▸ Task details:
Check each line below for the word "heading", and copy those that have it.

▸ Data about app and page elements:
******

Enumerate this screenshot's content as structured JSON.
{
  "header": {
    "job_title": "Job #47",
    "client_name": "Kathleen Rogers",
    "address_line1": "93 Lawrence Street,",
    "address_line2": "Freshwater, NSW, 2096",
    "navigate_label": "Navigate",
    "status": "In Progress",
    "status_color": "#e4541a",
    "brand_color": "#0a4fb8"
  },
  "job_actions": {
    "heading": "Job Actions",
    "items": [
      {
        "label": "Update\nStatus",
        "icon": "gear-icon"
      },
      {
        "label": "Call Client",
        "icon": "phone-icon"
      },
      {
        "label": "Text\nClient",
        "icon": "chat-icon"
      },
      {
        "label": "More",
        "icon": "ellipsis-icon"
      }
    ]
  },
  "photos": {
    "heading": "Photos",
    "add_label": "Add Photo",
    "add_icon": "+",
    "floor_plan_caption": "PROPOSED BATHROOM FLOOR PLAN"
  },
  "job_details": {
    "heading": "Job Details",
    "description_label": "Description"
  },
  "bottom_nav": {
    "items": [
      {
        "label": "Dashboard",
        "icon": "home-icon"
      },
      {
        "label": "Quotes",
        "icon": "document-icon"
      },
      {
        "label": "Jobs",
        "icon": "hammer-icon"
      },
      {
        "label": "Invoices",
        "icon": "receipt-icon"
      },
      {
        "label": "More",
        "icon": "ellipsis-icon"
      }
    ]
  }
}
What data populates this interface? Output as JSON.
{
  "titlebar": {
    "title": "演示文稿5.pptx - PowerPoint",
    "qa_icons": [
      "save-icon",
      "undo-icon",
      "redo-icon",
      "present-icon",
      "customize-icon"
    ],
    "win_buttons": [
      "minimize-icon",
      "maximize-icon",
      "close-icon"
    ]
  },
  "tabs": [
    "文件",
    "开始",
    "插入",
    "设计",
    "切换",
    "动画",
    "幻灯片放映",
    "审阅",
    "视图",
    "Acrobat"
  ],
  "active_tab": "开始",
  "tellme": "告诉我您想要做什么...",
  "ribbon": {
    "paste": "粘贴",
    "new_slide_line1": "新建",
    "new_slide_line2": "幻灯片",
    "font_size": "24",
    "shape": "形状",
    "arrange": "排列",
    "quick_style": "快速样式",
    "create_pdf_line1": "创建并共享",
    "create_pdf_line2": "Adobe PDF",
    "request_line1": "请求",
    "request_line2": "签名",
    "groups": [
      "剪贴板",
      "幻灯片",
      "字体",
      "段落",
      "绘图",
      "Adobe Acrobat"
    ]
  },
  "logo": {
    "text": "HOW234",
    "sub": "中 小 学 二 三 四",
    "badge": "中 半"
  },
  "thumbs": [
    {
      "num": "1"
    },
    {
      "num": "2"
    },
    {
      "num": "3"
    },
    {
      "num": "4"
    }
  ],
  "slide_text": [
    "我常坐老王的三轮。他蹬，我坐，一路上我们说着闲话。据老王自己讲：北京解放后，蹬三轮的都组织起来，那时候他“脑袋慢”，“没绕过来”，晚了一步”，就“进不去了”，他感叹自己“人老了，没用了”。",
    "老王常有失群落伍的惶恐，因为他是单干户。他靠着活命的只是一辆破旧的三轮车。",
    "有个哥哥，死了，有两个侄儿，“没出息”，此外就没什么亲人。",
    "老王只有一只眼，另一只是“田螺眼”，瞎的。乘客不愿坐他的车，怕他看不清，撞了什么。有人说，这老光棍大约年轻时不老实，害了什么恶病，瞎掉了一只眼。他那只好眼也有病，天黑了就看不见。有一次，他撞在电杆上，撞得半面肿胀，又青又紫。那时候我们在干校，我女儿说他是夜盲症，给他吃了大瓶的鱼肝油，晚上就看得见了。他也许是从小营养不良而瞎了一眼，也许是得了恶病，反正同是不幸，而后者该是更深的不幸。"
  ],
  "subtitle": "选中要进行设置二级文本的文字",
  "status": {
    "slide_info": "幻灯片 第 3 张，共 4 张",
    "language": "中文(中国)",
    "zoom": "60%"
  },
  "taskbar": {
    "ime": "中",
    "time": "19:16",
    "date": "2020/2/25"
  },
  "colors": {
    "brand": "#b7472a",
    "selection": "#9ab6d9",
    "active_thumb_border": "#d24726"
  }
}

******

▸ Answer box:
    "heading": "Job Actions",
    "heading": "Photos",
    "heading": "Job Details",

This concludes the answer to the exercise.